{[ promptMessage ]}

Bookmark it

{[ promptMessage ]}

Digraphs+Theory,+Algorithms+and+Applications_Part6

Digraphs+Theory,+Algorithms+and+Applications_Part6 - 2.12...

This preview shows pages 1–2. Sign up to view the full content.

This preview has intentionally blurred sections. Sign up to view the full version.

View Full Document
This is the end of the preview. Sign up to access the rest of the document.

Unformatted text preview: 2.12 Application: Exponential Neighbourhood Local Search for the TSP 83 is normally far from optimal but is much better than a random solution 7 . (Some construction heuristics for the TSP are described later in this book.) In the second phase, a local search heuristic is used. During every iteration of this heuristic, a neighbourhood of a current best solution is considered and a better solution (in certain cases, the best solution in the neighbourhood) is found. When no better solution in the neighbourhood exists the heuristic terminates. (There are several variations of the above description [466].) In many cases, so-called 3-Opt is applied. In 3-Opt, the neighbourhood of a hamiltonian cycle C consists of all tours in ↔ K n obtained from C by deleting three arcs and then adding three arcs. (This notion can be easily generalized to k-Opt for every fixed k ≥ 3.) The cardinality of this neighbourhood is certainly Θ ( n 3 ). Also, O ( n 3 ) time is required to completely search this neigh- bourhood (i.e., to find the best hamiltonian cycle) if we look at the tours of the neighbourhood one by one. Certainly, the cubic time is unacceptable for large-scale instances of the TSP. However, 3-Opt is widely used in practice since usually only a small fraction of the neighbourhood is searched before a better solution is found. Despite the fact that 3-Opt allows one to find quite good solutions to large-scale instances of the TSP, the way of looking at the solutions one by one seems rather inefficient. Therefore, in the 1980’s, Sarvanov and Doroshko [651, 652] and Gutin [354] introduced independently some neighbourhoods of exponential size where the best solution can be obtained in polynomial time. Recently, var- ious neighbourhoods of exponential size for the TSP were suggested and investigated (see, e.g., Balas and Simonetti [37], Burkard, Deineko and Woeg- inger [137], Glover [318], Glover and Punnen [320], Potts and Velde [611] and Punnen [616]). The paper [188] by Deineko and Woeginger is an excellent survey on the topic. Balas and Simonetti [37] and Carlier and Villon [448] constructed and implemented local search algorithms which use exponential neighbourhoods. Their results are very encouraging. They also show the ne- cessity of further theoretical research on the topic. There are different types of neighbourhoods for the TSP; many of them can be found in [188, 466]. The following definition of a neighbourhood struc- ture for the TSP is due to Deineko and Woeginger [188]. In this definition, we assume that every tour T = π (1) π (2) ...π ( n ) π (1) starts from the ver- tex 1, i.e., π (1) = 1. Therefore, we will identify T with the permutation π (1) π (2) ...π ( n ) . A neighbourhood structure consists of a neighbourhood N ( T ) for every tour T such that the neighbourhood N ( π (1) π (2) ...π ( n )) = π * N (12 ...n ) , where π (1) = 1 and * stands for the permutation product (ap- plied from right to left). This definition is somewhat restrictive (for example,plied from right to left)....
View Full Document

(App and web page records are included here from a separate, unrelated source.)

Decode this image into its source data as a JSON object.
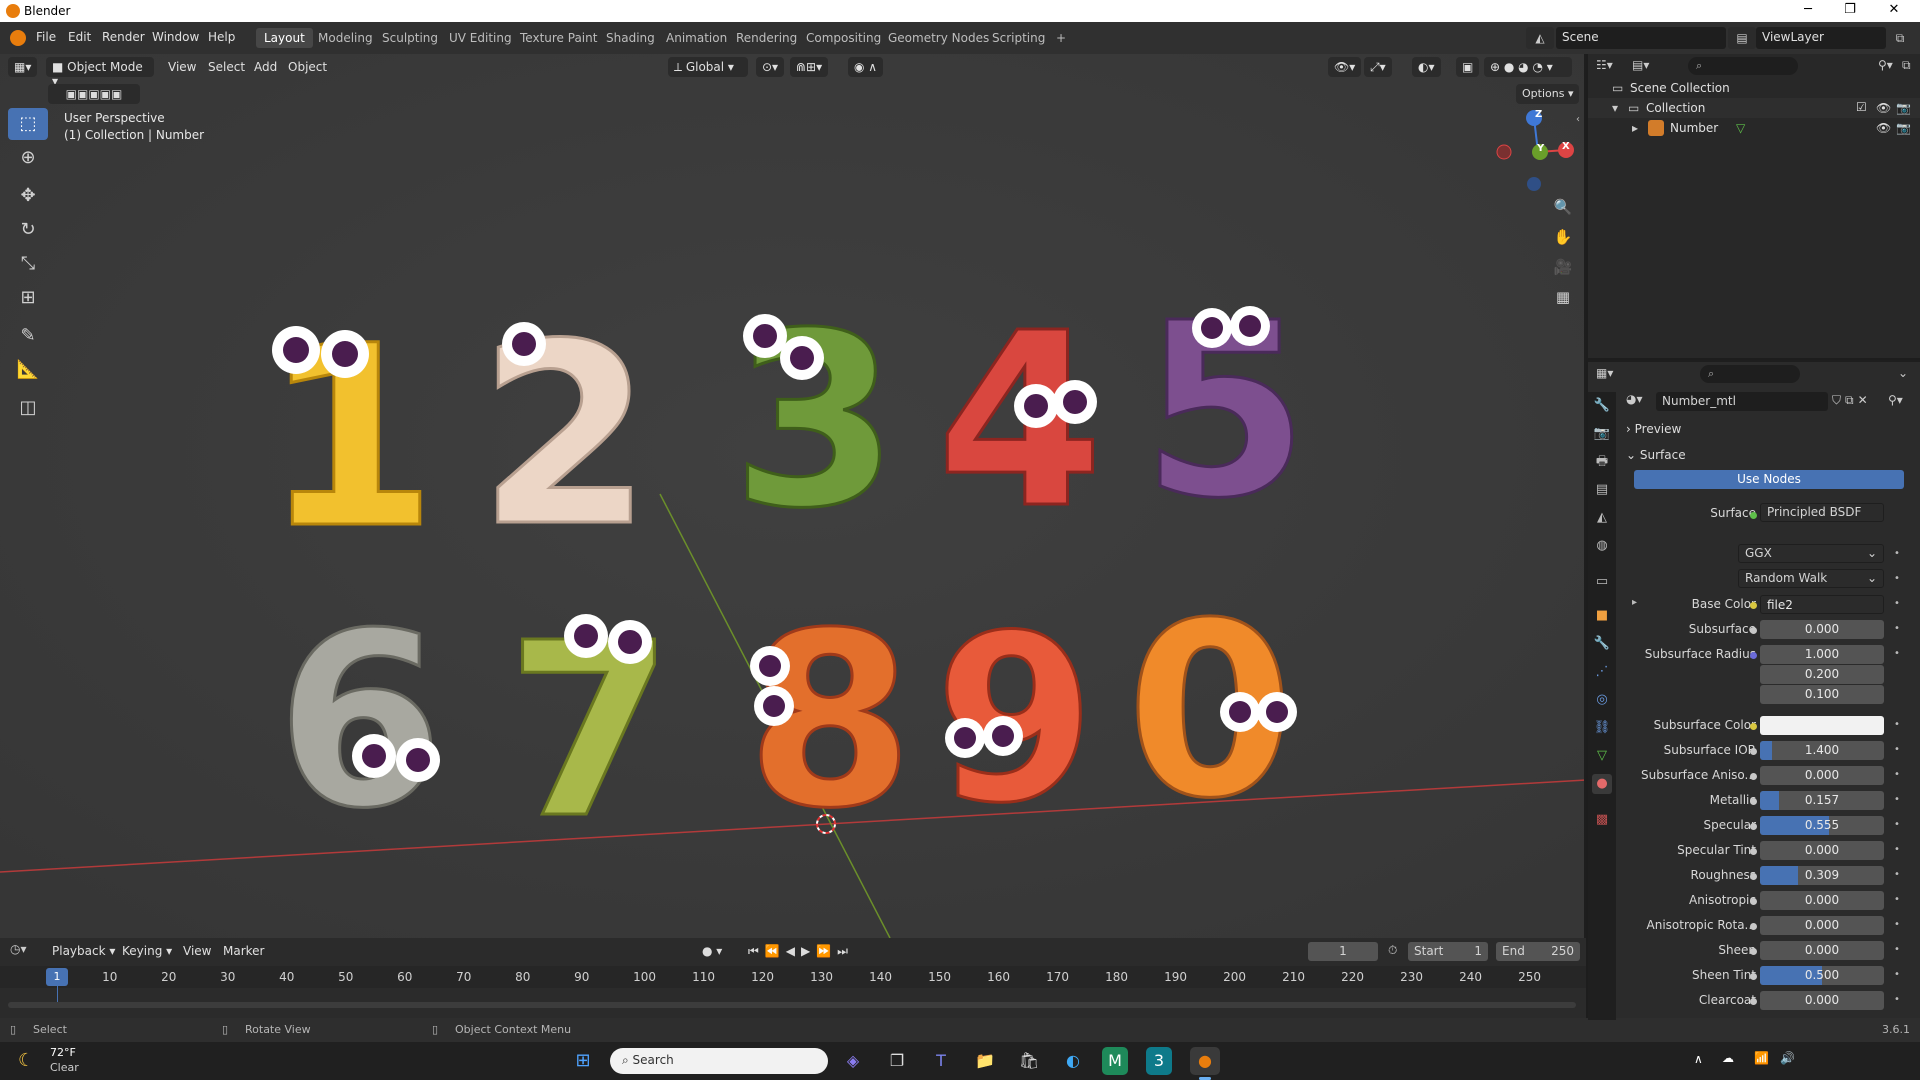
{
  "titlebar": {
    "title": "Blender",
    "min": "─",
    "max": "❐",
    "close": "✕"
  },
  "menu": [
    "File",
    "Edit",
    "Render",
    "Window",
    "Help"
  ],
  "workspaces": [
    "Layout",
    "Modeling",
    "Sculpting",
    "UV Editing",
    "Texture Paint",
    "Shading",
    "Animation",
    "Rendering",
    "Compositing",
    "Geometry Nodes",
    "Scripting",
    "+"
  ],
  "scene": {
    "name": "Scene",
    "view_layer": "ViewLayer"
  },
  "viewport": {
    "mode": "Object Mode",
    "menus": [
      "View",
      "Select",
      "Add",
      "Object"
    ],
    "orientation": "Global",
    "options": "Options",
    "overlay_line1": "User Perspective",
    "overlay_line2": "(1) Collection | Number",
    "gizmo_axes": {
      "z": "Z",
      "y": "Y",
      "x": "X"
    },
    "numerals": [
      "1",
      "2",
      "3",
      "4",
      "5",
      "6",
      "7",
      "8",
      "9",
      "0"
    ],
    "colors": {
      "1": "#f2c12e",
      "2": "#ecd6c6",
      "3": "#6f9a3a",
      "4": "#d9473f",
      "5": "#7d4f8f",
      "6": "#a8a8a0",
      "7": "#a8b84a",
      "8": "#e36f2c",
      "9": "#e85a3a",
      "0": "#f08a2a"
    }
  },
  "timeline": {
    "menus": [
      "Playback",
      "Keying",
      "View",
      "Marker"
    ],
    "current_frame": "1",
    "start_label": "Start",
    "start": "1",
    "end_label": "End",
    "end": "250",
    "ticks": [
      "10",
      "20",
      "30",
      "40",
      "50",
      "60",
      "70",
      "80",
      "90",
      "100",
      "110",
      "120",
      "130",
      "140",
      "150",
      "160",
      "170",
      "180",
      "190",
      "200",
      "210",
      "220",
      "230",
      "240",
      "250"
    ]
  },
  "status": {
    "select": "Select",
    "rotate": "Rotate View",
    "context": "Object Context Menu",
    "version": "3.6.1"
  },
  "outliner": {
    "scene_collection": "Scene Collection",
    "collection": "Collection",
    "object": "Number"
  },
  "properties": {
    "material": "Number_mtl",
    "preview": "Preview",
    "surface_panel": "Surface",
    "use_nodes": "Use Nodes",
    "surface_label": "Surface",
    "surface_value": "Principled BSDF",
    "distribution": "GGX",
    "subsurface_method": "Random Walk",
    "rows": [
      {
        "label": "Base Color",
        "value": "file2",
        "fill": 0
      },
      {
        "label": "Subsurface",
        "value": "0.000",
        "fill": 0
      },
      {
        "label": "Subsurface Radius",
        "value": "1.000",
        "fill": 0
      },
      {
        "label": "",
        "value": "0.200",
        "fill": 0
      },
      {
        "label": "",
        "value": "0.100",
        "fill": 0
      },
      {
        "label": "Subsurface Color",
        "value": "",
        "fill": 0
      },
      {
        "label": "Subsurface IOR",
        "value": "1.400",
        "fill": 0.1
      },
      {
        "label": "Subsurface Aniso...",
        "value": "0.000",
        "fill": 0
      },
      {
        "label": "Metallic",
        "value": "0.157",
        "fill": 0.157
      },
      {
        "label": "Specular",
        "value": "0.555",
        "fill": 0.555
      },
      {
        "label": "Specular Tint",
        "value": "0.000",
        "fill": 0
      },
      {
        "label": "Roughness",
        "value": "0.309",
        "fill": 0.309
      },
      {
        "label": "Anisotropic",
        "value": "0.000",
        "fill": 0
      },
      {
        "label": "Anisotropic Rota...",
        "value": "0.000",
        "fill": 0
      },
      {
        "label": "Sheen",
        "value": "0.000",
        "fill": 0
      },
      {
        "label": "Sheen Tint",
        "value": "0.500",
        "fill": 0.5
      },
      {
        "label": "Clearcoat",
        "value": "0.000",
        "fill": 0
      }
    ]
  },
  "taskbar": {
    "temp": "72°F",
    "weather": "Clear",
    "search_placeholder": "Search"
  }
}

{[ snackBarMessage ]}

Page1 / 20

Digraphs+Theory,+Algorithms+and+Applications_Part6 - 2.12...

This preview shows document pages 1 - 2. Sign up to view the full document.

View Full Document
Ask a homework question - tutors are online